The use of sharp, steel rules to cut shapes in printed material, such as a “window” that lets you see through the cover of a brochure. This term also applies to paper products, magnets and other printed material where a “die” is prepared and then used to cut the outer edge to create a specific shape like a house shaped magnet or business card.
A process that stamps an image into the surface of paper, using engraved metal dies, extreme pressure and heat. Embossing styles include a raised design created by making an impression on the reverse side.
A depressed design created by making an impression into the surface. Debossing is often used on leather and other material where an impression from the back can’t easily be made.

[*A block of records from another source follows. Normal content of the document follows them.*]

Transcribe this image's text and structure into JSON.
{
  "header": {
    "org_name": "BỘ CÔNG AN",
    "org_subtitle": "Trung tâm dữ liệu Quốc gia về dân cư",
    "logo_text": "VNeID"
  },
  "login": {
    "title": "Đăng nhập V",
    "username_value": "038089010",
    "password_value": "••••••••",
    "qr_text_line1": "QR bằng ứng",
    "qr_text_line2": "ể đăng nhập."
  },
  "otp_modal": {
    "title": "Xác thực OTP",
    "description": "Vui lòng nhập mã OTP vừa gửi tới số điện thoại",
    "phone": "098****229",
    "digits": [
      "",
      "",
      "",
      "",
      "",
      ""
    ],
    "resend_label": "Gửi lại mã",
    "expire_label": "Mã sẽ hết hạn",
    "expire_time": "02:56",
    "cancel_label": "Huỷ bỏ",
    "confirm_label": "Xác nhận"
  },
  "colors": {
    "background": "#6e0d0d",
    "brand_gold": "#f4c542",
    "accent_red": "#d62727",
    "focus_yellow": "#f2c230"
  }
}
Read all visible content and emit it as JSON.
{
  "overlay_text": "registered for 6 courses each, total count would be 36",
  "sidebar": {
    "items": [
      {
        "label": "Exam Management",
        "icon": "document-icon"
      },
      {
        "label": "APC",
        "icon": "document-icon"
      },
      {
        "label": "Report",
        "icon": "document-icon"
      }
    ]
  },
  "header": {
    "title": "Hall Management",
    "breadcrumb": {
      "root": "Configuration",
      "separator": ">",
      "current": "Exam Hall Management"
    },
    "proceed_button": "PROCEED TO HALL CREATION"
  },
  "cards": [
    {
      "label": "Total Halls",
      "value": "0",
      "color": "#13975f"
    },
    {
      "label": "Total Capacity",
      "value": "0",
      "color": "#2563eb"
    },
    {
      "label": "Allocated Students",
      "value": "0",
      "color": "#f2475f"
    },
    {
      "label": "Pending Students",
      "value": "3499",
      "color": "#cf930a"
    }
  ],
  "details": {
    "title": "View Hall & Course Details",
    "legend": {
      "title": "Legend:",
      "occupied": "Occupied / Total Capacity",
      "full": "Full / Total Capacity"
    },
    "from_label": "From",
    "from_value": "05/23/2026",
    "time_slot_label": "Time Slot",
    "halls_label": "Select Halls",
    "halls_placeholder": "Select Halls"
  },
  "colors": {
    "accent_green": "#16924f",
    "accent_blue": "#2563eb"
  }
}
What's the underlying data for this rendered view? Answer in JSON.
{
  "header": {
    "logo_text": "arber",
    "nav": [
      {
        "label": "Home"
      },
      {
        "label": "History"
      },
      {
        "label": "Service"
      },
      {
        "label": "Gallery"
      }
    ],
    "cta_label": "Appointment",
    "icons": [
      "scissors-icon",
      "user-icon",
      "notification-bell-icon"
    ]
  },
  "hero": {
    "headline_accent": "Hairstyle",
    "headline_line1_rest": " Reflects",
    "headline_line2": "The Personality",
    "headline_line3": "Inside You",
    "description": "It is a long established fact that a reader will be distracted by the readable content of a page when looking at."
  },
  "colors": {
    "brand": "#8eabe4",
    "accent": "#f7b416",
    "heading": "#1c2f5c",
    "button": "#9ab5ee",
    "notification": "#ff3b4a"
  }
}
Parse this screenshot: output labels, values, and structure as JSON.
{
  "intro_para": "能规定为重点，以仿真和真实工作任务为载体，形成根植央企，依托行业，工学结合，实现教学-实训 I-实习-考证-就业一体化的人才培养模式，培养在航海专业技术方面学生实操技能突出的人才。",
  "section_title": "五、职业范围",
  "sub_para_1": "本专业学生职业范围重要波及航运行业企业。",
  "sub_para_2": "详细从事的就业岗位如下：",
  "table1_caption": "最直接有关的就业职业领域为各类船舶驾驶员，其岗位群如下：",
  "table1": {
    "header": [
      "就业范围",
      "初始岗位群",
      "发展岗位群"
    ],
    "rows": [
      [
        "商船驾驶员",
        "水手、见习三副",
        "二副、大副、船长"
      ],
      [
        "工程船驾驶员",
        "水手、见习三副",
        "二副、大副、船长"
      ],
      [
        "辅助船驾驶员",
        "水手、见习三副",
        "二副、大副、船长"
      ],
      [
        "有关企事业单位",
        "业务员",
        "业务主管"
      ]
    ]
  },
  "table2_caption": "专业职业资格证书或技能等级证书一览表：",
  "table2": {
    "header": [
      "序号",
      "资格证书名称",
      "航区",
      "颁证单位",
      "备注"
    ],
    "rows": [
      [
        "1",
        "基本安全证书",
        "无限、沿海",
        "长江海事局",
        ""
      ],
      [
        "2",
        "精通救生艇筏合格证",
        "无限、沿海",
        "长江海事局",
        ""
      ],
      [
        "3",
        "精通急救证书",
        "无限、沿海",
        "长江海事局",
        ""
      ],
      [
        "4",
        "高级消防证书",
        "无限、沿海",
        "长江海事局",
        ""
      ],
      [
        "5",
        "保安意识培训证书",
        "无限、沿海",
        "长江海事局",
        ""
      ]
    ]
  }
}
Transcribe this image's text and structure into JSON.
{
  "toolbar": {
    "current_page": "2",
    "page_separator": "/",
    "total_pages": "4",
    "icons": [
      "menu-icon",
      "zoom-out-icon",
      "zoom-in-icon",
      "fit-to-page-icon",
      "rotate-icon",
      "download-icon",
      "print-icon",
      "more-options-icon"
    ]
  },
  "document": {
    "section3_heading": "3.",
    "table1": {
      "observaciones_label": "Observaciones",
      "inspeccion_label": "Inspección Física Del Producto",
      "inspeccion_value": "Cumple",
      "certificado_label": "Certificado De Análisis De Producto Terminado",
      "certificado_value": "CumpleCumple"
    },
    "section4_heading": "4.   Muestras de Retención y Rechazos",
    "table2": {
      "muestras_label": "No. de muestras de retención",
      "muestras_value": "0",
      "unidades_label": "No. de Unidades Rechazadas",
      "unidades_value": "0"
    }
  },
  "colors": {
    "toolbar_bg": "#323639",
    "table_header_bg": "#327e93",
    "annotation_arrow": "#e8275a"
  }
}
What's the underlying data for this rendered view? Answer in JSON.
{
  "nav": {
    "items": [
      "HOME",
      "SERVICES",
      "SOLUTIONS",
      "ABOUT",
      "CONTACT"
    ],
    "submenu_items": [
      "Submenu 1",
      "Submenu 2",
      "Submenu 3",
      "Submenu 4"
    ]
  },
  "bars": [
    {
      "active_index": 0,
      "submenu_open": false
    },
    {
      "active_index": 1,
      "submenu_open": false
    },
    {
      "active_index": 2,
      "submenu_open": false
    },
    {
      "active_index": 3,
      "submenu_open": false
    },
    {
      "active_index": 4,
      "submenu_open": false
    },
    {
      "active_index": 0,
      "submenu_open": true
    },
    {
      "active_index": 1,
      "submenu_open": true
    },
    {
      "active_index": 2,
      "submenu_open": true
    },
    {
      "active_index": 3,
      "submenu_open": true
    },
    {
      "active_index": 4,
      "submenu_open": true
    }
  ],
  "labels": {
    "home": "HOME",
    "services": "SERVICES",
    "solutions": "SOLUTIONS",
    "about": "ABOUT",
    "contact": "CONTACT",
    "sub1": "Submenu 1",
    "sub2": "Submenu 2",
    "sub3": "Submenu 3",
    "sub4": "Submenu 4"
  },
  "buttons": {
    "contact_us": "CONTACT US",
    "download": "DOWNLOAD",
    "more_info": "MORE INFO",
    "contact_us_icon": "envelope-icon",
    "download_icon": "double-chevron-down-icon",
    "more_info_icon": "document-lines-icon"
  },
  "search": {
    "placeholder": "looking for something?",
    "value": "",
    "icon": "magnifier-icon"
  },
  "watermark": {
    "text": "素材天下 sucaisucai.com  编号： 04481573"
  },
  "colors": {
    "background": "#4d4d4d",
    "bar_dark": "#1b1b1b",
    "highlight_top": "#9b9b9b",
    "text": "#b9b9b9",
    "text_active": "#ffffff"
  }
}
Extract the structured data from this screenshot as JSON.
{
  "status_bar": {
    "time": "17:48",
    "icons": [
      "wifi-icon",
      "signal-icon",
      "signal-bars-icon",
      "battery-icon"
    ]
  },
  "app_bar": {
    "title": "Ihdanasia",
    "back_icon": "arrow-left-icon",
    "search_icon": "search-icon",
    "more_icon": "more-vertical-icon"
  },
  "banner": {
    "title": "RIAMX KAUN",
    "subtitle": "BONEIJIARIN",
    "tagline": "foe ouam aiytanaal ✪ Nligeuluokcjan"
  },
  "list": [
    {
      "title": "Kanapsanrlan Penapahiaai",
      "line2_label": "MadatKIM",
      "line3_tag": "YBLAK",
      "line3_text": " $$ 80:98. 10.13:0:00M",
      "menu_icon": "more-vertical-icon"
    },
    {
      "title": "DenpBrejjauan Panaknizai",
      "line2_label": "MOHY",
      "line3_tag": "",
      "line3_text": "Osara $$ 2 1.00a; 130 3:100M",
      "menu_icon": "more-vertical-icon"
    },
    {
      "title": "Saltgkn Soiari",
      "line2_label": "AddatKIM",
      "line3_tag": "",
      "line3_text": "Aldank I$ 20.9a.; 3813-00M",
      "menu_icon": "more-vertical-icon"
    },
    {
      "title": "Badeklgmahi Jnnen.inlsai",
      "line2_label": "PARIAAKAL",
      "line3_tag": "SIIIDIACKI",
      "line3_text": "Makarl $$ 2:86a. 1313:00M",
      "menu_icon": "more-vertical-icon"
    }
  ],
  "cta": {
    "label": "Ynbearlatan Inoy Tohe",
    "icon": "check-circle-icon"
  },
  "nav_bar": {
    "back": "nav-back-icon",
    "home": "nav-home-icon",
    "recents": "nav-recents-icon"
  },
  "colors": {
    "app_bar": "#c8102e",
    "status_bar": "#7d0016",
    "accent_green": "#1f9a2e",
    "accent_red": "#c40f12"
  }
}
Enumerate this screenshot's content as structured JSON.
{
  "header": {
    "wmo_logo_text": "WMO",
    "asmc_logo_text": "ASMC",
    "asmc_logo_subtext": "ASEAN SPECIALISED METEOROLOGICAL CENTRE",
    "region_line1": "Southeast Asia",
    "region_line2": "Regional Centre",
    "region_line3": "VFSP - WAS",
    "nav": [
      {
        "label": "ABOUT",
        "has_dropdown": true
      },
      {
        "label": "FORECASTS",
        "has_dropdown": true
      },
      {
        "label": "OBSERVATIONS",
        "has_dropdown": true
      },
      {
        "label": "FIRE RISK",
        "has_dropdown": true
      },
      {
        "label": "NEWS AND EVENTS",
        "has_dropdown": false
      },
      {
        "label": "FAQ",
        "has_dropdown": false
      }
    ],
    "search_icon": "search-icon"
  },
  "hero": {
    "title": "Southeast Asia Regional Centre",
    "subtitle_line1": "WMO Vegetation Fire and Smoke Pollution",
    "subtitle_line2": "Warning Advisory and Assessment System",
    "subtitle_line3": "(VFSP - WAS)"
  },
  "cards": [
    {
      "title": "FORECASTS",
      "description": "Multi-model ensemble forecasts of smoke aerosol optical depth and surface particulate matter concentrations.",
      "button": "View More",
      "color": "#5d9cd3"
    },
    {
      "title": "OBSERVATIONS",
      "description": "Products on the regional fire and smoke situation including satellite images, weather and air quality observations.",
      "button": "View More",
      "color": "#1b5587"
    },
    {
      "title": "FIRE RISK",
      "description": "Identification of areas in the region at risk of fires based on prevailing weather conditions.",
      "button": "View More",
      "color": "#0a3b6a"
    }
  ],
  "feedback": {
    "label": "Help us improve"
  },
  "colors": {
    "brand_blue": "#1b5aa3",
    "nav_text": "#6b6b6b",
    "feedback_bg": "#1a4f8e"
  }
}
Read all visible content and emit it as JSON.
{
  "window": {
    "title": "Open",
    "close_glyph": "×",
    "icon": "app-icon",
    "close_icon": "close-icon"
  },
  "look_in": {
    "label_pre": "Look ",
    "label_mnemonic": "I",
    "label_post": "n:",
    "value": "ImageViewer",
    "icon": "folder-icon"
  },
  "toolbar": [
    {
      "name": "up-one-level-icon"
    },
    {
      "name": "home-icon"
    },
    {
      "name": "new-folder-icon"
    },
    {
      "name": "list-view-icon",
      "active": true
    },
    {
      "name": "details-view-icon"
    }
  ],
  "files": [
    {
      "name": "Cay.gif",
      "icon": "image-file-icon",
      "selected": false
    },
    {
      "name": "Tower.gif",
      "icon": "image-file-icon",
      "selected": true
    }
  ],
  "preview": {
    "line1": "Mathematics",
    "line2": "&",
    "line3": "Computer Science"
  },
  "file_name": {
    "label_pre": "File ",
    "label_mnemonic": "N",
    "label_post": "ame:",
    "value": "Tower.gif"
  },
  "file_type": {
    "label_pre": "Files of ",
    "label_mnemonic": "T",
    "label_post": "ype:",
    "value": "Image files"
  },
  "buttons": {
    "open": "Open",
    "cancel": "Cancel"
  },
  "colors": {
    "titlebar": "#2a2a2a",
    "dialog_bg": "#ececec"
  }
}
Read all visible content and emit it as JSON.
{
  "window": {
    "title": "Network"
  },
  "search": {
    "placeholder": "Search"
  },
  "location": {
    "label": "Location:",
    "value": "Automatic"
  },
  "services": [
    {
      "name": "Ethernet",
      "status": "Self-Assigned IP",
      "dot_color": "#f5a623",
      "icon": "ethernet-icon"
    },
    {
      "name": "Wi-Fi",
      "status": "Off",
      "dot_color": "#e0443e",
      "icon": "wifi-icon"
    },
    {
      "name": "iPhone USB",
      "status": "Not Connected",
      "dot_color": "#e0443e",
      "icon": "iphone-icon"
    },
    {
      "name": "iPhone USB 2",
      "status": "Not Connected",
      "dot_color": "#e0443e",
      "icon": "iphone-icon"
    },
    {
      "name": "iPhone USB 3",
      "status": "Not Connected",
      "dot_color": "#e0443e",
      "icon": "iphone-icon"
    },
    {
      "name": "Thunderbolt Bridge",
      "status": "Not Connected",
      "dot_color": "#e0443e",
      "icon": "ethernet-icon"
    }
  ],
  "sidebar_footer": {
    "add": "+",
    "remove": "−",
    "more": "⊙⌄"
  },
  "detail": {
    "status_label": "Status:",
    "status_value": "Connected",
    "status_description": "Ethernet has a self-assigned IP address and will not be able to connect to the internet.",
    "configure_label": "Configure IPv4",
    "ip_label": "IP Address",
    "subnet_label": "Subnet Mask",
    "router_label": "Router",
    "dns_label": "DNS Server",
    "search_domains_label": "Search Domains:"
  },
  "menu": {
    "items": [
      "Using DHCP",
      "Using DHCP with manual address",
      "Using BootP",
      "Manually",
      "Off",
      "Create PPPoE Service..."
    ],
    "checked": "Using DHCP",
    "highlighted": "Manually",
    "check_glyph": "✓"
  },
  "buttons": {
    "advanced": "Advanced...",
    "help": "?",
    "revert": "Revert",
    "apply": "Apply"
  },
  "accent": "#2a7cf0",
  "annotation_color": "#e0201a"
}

An impression that applies a thin metallic “foil” to a design. Some processes allow foil to be applied over an embossed area and will often incur a close registration charge. Foil stamping is also applied to paper stock (generally cover stock) of a metallic, tissue-like material that resembles foil, available in a variety of colors and patterns.